Sir Stewart Bovell Park, Busselton
January 3 and 4
REVIEW: SIMON COLLINS
Ten years can be such an awkward stage and the annual Southbound festival hit double figures as an event that has found a niche, but a niche that hasn’t changed.
It attracts around 12,000 music lovers to Busselton year in, year out. Big names or hot talent seem unable to boost attendance, nor detract from it.
The past weekend featured well-received main stage performances from Vampire Weekend on Friday and MGMT on Saturday, but both were muted finales. The latter gathered Kiwi music legend Neil Finn and Perth psych-rockers Pond, plus Tame Impala frontman Kevin Parker, on stage for a finale of Split Enz’s classic Six Months in a Leaky Boat. That would have served as an exclamation point on the laid-back event, yet the New York-based outfit decided to stay put for one more, far less exciting number.
Likewise fellow New Yorkers Vampire Weekend were a worthy yet rather chilled-out full stop on Friday night. Their continuation of the Peter Gabriel/Paul Simon afro-beat inspired sound is hard to dislike, especially when they add a dash of punk for Cousins, Giving Up the Gun and A-Punk.
So, which acts made Southbound 2014 one to remember?
Former Smiths guitarist Johnny Marr delivered an 80s English rock fan’s dream, dishing up a rowdy, assured show spiced with classics from his old band, plus one Electronic number, a Clash cover and winning tunes from last year’s solo debut, The Messenger. New tune Upstarts was a ripper, pipped for sing-ability by Smiths favourites Bigmouth Strikes Again and How Soon is Now?

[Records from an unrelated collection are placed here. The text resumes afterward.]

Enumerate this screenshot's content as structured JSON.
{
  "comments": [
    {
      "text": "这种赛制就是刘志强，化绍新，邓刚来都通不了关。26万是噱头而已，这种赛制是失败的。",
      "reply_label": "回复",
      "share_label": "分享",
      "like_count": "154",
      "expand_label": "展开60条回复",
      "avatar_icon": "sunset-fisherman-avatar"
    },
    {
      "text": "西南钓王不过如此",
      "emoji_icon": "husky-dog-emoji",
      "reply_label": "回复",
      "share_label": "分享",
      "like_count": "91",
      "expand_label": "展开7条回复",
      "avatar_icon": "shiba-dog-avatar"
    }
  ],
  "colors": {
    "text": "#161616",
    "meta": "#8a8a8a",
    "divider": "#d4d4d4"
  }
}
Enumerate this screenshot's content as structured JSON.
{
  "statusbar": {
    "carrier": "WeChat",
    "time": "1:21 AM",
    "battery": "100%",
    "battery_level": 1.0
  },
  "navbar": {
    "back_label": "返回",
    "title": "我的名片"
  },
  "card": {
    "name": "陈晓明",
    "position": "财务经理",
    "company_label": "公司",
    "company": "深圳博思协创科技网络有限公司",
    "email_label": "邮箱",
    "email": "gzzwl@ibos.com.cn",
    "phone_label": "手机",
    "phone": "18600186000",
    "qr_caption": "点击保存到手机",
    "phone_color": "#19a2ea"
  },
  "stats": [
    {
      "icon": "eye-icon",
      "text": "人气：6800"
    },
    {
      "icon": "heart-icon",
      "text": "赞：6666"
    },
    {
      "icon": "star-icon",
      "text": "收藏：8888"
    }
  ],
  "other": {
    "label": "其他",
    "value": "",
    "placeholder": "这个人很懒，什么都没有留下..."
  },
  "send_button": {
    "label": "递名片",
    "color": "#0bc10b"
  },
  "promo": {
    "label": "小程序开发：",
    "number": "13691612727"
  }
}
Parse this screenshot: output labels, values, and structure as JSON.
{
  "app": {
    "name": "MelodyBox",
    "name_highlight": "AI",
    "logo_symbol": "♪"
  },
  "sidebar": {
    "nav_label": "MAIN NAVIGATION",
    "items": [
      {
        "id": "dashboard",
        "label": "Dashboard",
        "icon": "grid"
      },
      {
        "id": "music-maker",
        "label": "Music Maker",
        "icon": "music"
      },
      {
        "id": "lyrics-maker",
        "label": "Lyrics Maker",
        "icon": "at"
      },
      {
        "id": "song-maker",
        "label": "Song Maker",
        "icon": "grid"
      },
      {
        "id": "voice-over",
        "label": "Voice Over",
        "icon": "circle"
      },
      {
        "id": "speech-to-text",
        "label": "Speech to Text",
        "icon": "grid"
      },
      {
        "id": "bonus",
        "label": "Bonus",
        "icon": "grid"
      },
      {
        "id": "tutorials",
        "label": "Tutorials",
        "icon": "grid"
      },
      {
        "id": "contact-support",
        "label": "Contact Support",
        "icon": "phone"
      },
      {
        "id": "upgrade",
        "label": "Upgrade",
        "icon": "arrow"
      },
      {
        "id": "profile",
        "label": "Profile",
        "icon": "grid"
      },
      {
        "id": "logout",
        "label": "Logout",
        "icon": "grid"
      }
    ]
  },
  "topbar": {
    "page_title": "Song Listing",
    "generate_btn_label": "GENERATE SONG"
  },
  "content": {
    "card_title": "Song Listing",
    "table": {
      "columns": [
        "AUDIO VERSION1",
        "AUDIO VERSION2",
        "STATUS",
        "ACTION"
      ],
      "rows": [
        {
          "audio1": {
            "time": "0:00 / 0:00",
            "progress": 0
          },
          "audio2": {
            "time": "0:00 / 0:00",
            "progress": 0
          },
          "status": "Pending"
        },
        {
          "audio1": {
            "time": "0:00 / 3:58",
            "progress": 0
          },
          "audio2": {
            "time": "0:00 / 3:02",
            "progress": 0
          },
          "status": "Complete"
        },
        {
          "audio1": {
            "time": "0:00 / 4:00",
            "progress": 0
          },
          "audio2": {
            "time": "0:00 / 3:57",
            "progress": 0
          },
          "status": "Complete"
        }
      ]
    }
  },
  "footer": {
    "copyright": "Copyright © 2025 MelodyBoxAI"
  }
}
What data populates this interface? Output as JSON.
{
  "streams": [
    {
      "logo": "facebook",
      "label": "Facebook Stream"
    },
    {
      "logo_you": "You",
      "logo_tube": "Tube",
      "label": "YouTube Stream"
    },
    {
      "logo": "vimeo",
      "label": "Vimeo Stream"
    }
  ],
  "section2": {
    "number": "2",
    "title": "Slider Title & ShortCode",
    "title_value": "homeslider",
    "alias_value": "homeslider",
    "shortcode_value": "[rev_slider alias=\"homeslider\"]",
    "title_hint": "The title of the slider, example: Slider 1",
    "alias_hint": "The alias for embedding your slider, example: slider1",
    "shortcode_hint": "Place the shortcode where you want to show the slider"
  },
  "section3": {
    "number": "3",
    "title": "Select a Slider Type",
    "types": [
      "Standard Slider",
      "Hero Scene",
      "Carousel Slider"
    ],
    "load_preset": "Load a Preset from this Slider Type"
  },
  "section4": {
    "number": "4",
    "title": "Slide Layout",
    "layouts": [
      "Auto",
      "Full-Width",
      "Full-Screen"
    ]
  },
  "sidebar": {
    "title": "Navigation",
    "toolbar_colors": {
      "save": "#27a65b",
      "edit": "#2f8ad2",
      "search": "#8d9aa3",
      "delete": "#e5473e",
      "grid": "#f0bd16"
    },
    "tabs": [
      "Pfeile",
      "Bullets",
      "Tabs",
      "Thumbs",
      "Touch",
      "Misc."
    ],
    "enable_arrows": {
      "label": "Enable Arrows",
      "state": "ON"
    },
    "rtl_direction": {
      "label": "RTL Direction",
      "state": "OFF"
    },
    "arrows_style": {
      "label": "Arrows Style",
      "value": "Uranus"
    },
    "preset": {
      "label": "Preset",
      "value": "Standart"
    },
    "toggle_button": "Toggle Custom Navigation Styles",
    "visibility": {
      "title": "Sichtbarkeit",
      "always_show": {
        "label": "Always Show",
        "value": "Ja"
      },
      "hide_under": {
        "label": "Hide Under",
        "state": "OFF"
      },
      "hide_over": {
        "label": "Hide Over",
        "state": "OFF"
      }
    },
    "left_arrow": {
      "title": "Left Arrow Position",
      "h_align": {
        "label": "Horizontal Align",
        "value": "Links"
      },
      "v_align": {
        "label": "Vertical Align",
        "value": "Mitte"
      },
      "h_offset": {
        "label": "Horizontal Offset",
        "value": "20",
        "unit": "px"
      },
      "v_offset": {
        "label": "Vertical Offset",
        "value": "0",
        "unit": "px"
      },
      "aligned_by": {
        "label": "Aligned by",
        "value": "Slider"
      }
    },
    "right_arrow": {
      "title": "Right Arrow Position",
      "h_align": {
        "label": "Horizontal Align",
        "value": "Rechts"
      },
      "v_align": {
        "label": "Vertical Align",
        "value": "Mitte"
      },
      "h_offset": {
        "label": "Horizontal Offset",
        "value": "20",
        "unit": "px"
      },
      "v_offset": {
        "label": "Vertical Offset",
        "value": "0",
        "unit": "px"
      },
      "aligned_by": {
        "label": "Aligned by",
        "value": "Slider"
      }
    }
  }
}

While the Rubens and the Cat Empire both pulled big crowds as the sun made its exit, Sacramento funky dance-punks !!! – it’s pronounced Chk Chk Chk, or simply raise your eyebrows three times – got the big top boogieing to Californiyeah and Get That Rhythm Right. The band held down the rhythms while singer Nic Offer spent most of the performance cavorting in the crowd. Great fun.
The only tighter sound on Friday came from Philadelphia-spawned live hip-hop and neo-soul ensemble the Roots, who basically showed off for an hour. Sousaphonist Damon Bryson, aka Tuba Gooding Jr, bounced around the stage wearing his instrument like a crazy crab shell, augmenting the white hot jams that dipped into Guns N’ Roses and Kool and the Gang.
On Saturday, it was impossible to go past Finn’s family band, featuring sons Elroy and Liam plus wife Sharon, as the highlight. The evergreen 55-year-old from Te Awamutu segued from Don’t Dream it’s Over into the Everly Brothers’ All I Have to Do is Dream in tribute to Phil Everly, who passed away on Saturday. “One of the great singing brothers,” Finn quipped during a top performance littered with sing-along favourites, including Crowded House’s Weather With You and Something So Strong, plus Split Enz’s I Got You and One Step Ahead.
In a portent of the ship-themed finale with MGMT, Finn finished strumming Better Be Home Soon on an acoustic guitar in an inflatable dingy.
Liverpudlian indie rock trio the Wombats proved their worth as festival main stagers, while another English three-piece, London Grammar, were underwhelming in the big top, despite gorgeous singer Hannah Reid’s equally stunning vocals.
The four winners on Saturday could not contrast more if they tried. Recently reunited Milwaukee acoustic punk outfit Violent Femmes played their entire self-titled 1983 debut, from Blister in the Sun to Good Feeling.
From American alternative music to African desert rock, Bombino unleashed fluid, bluesy rock in the big tent led by Tuareg axe slinger Omara Moctar. The Niamey, Niger-based guitarist, dressed in traditional violet robes, unleashed explosive tempo shifts and sizzling riffs.
Then there was Solange, the Venus to big sister Beyonce’s Serena, who brought glamour to the main stage mid-arvo. “Let’s turn this festival into one big grind session,” the 27-year-old with long, long braids and short shorts purred.
Smooth is not a word usually associated with Perth rockers Pond, who let their freak flag fly on Saturday afternoon. The fast-rising offshoot of the Tame Impala family tree dialled their psychedelic sound right up to avocado parrot.
MGMT could learn a thing or two about stage presence from Pond, who take a leaf (or bud) out of the Flaming Lips playbook. Go fully stupid, win the crowd then get the hell off stage.